Start of Block

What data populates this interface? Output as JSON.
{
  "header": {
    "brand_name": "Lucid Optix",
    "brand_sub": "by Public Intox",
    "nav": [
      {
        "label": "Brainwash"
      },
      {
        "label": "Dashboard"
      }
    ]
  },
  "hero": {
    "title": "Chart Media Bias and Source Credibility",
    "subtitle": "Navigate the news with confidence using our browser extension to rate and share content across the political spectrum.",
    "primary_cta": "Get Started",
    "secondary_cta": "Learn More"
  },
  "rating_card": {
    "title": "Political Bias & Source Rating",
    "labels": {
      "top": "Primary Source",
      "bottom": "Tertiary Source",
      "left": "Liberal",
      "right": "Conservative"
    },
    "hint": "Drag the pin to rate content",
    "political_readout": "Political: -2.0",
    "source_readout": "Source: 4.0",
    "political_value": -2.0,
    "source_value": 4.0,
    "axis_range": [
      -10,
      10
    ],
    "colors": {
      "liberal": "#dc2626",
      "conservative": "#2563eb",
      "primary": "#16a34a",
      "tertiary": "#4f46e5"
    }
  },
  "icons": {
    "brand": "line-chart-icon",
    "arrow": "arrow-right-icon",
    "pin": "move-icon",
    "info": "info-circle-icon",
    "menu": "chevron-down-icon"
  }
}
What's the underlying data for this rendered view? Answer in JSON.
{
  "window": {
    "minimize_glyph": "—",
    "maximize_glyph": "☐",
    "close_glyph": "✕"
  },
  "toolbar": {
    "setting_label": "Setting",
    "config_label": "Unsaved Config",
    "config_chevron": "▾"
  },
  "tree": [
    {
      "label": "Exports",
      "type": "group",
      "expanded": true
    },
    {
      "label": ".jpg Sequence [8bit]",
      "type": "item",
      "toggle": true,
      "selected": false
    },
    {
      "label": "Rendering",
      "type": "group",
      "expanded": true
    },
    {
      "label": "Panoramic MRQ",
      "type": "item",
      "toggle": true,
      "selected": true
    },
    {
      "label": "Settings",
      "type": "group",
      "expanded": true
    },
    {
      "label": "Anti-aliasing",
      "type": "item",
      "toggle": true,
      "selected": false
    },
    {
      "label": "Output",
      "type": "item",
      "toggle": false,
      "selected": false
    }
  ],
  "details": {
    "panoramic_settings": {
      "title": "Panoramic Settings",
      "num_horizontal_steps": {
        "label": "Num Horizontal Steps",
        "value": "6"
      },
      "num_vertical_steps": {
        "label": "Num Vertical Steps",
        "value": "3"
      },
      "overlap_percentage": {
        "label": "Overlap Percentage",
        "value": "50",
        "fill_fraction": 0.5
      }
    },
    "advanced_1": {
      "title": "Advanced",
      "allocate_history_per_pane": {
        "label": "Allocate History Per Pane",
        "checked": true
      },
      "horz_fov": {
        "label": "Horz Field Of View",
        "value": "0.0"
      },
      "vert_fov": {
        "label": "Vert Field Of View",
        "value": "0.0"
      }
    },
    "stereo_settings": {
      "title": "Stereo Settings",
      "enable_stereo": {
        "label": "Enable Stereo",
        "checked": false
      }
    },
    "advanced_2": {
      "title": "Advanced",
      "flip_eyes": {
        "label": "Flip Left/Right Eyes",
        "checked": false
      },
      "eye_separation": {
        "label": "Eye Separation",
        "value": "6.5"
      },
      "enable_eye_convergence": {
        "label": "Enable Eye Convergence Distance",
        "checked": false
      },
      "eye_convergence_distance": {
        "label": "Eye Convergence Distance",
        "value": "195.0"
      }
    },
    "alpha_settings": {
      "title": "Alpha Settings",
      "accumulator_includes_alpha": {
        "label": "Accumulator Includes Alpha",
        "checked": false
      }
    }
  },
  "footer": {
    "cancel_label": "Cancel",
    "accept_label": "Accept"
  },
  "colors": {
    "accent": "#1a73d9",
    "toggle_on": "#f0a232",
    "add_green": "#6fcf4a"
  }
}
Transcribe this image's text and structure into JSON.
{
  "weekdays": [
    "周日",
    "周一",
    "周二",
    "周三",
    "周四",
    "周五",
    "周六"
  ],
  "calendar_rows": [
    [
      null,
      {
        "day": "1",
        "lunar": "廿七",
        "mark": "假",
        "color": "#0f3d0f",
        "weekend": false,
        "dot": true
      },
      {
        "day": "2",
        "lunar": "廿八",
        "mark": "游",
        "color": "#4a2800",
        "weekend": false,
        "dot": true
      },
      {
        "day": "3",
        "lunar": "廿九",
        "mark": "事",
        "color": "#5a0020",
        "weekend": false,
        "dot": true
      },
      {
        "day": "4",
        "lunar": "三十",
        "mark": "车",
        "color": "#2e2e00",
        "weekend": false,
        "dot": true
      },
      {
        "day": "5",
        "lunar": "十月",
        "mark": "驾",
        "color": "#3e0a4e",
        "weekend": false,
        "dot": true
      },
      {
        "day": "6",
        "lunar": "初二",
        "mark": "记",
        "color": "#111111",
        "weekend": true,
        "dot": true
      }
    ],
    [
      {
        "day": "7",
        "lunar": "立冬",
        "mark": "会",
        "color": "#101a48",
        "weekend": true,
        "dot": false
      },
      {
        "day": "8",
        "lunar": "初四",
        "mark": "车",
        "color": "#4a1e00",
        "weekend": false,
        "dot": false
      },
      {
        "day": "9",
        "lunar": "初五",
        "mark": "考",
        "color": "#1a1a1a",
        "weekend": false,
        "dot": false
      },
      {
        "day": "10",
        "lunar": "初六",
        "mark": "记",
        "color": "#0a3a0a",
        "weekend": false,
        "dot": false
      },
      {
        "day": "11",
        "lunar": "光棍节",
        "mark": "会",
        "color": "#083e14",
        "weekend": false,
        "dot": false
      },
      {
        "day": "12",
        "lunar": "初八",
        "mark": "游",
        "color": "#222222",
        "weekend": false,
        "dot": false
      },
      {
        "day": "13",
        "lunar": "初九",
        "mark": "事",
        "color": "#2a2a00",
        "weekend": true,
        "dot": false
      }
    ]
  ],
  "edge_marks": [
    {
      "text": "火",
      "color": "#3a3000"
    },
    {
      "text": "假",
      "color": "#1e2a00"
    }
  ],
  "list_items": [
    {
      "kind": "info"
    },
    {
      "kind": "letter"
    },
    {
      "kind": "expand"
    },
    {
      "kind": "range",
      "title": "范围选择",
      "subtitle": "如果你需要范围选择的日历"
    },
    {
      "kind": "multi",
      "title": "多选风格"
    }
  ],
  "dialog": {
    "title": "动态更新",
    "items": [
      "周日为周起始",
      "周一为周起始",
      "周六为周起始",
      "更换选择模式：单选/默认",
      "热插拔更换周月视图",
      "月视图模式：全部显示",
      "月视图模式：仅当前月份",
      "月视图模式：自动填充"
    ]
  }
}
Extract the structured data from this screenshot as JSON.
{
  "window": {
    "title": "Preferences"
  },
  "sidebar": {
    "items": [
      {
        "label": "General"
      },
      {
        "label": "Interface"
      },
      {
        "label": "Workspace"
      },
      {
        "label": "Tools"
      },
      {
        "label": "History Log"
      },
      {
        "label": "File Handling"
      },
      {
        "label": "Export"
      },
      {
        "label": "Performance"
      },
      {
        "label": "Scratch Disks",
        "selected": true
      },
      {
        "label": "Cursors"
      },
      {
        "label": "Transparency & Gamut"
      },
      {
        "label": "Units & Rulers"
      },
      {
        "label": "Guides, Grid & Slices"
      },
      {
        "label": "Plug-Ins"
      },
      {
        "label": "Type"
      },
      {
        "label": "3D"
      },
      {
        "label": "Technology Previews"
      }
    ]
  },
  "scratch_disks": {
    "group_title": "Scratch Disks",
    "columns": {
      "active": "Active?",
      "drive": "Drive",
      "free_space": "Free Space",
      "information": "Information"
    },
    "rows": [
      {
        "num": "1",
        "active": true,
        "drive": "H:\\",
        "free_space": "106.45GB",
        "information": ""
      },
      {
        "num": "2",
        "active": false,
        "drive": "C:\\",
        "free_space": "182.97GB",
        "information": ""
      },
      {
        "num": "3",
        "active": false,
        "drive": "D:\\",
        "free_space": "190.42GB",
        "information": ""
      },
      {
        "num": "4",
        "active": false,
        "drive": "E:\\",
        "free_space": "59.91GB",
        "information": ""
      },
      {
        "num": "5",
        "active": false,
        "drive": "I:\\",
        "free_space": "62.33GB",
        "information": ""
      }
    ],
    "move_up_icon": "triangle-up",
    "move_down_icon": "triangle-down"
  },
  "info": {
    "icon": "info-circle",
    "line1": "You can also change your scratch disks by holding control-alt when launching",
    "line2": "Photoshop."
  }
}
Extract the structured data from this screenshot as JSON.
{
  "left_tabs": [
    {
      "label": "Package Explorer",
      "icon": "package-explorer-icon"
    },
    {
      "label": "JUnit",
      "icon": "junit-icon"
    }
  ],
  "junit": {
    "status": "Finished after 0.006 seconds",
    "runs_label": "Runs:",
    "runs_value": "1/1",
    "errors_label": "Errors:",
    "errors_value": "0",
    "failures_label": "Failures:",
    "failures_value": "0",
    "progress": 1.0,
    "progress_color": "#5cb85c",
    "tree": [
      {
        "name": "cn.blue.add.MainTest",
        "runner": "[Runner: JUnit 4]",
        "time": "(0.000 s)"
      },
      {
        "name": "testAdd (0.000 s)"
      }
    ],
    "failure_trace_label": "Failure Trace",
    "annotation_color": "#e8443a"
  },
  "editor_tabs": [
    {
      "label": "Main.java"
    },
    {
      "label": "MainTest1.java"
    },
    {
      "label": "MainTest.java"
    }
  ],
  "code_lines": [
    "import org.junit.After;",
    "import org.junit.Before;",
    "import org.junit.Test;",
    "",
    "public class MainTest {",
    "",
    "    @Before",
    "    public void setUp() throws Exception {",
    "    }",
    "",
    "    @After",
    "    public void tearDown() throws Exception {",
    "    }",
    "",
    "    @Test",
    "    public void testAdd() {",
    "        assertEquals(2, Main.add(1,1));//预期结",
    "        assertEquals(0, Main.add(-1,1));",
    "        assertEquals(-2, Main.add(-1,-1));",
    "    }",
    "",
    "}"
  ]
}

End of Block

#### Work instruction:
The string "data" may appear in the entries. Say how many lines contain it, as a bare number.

#### Result of this task:
4